Others, including those who work on SpeakUp, BrailleTTY, and the many other varieties of kernel modifications for console based flavors of GNU/Linux also work very hard to bring open source solutions to our community.
Finally, major corporations, including Sun Microsystems and IBM, have built their own screen readers for the gnome desktop. Sun has ORCA and I can never remember the name of the one from IBM but I recently received an email that said it had been coming along nicely. Both of these gnome solutions were demonstrated at CSUN as alpha versions and both, when they reach a truly usable level, promise to provide full support for both Open Office and Sun’s Star Office so, if the blind people in Massachusetts can do their jobs as well or better with these solutions, they can move away from Microsoft’s solution to an open source solution when the screen readers for a completely open source graphical desktop reaches maturity.

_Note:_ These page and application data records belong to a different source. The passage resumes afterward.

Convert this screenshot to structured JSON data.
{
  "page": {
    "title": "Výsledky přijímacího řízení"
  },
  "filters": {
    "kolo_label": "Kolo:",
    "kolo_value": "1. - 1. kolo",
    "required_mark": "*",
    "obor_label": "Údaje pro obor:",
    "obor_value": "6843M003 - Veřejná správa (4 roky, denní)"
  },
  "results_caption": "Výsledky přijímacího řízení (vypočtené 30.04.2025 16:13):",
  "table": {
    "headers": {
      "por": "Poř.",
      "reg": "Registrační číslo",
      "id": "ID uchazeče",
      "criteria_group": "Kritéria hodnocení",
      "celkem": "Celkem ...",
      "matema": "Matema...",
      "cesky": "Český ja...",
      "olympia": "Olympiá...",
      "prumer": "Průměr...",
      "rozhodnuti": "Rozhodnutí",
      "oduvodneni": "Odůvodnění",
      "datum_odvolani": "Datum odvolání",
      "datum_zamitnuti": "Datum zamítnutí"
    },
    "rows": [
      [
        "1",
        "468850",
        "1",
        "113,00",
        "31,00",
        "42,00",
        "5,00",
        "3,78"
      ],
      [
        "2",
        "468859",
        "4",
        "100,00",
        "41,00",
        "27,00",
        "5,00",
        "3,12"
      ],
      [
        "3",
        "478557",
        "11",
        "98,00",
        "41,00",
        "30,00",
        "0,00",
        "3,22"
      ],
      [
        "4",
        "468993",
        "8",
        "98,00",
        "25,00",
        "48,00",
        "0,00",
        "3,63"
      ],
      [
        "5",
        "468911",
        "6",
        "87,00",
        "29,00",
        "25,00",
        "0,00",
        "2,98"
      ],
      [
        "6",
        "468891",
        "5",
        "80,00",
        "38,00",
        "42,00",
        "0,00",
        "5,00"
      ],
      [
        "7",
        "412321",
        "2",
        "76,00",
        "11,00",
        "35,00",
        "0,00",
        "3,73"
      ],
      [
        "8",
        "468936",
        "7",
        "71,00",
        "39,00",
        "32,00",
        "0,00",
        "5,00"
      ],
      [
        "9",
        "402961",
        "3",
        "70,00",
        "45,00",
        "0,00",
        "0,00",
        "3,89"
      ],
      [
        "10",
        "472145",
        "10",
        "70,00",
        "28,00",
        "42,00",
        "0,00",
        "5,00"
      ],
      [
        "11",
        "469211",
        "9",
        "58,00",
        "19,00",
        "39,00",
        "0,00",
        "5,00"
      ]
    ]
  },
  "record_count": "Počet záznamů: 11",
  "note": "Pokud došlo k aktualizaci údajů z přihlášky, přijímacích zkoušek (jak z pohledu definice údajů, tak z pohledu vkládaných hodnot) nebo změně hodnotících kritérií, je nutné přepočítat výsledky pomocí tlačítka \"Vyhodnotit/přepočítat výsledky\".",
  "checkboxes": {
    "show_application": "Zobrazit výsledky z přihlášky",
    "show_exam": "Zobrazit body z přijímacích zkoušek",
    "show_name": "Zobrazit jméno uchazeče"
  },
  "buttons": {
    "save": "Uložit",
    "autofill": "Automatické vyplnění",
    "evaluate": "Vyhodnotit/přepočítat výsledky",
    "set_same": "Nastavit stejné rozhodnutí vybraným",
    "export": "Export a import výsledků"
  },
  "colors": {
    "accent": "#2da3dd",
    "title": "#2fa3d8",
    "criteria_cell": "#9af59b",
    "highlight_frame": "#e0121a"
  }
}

The gnome accessibility API, one in which I, as Freedom Scientific’s representative, participated in the description of, takes the idea of an accessibility layer further than any I’ve seen from Apple or Microsoft. It includes what might remain the Holy Grail of accessibility solutions, a generic way of exposing contextual information, which, if proven to work, may truly mean the next generation of access for blind users can start to emerge. The operative point being “proven” to work which, in this context, means beyond working in the lab with some highly controlled applications and beyond being an outstanding demo that the market refuses to accept. Sun and the gnome desktop accessibility advocates need to sell this solution both to the community of disability advocates as well as to the market at large before the little guys like FS, GW AI, etc. can be expected to use their scarce resources to support.

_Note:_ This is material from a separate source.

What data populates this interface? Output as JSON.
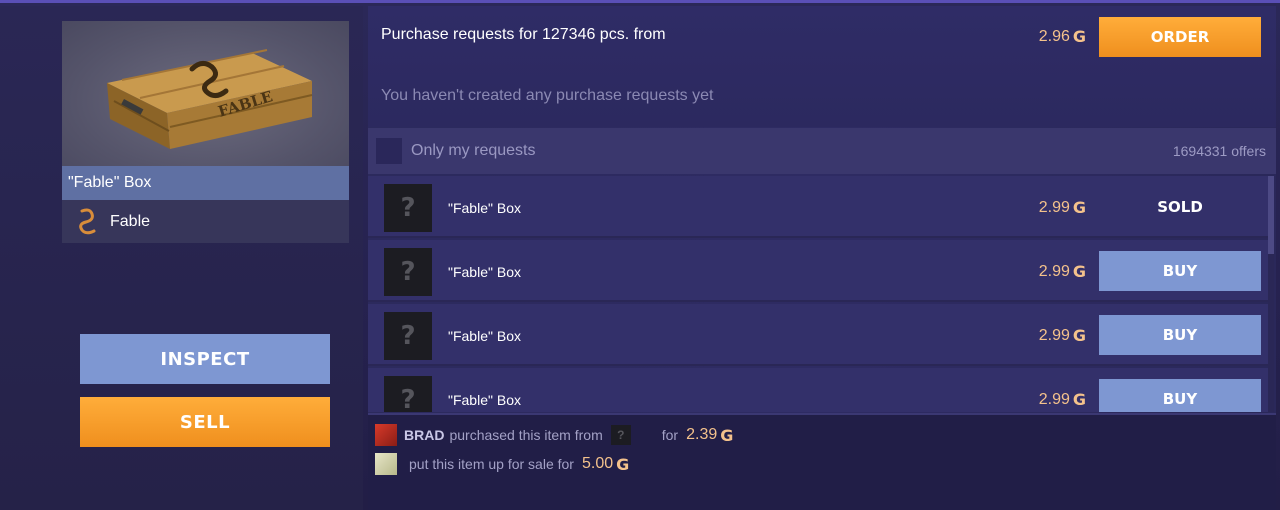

I believe in the gnome API on a theoretical basis. I will write anything I can and add my voice to a truly generic standard for accessibility API layers that run on multiple platforms whether the standard turns out to be the one from Sun, Microsoft, Apple or a still unknown source. I will not, however, stand by and watch people who work for multi-billion dollar companies, state governments and major media outlets take cheap shots at the victims of discrimination as they excuse for their own short falls.
As much as the beautiful Massachusetts State Capital Building atop Beacon Hill cannot put out a “Whites only” sign so as to not inconvenience the still racist communities in Chucktown and Southie, they cannot start insisting on using file formats inaccessible by people with disabilities. The blind population should not be blamed but, rather, the disability advocates in the Massachusetts Information Technology bureaucracy should be applauded for stopping what could have forced a lot of people out of jobs before the deadline. The plug-in for MS Office is a reasonable compromise and should be viewed as a victory for people with disabilities and not a defeat for the open source movement.
This is a rare situation in which everyone can win so, instead of pointing fingers, slinging mud and playing the proverbial “blame game” perhaps all parties should take this as a wake up call to ensure that the needs of people with disabilities are considered from the outset rather than when the cow has nearly left the pasture.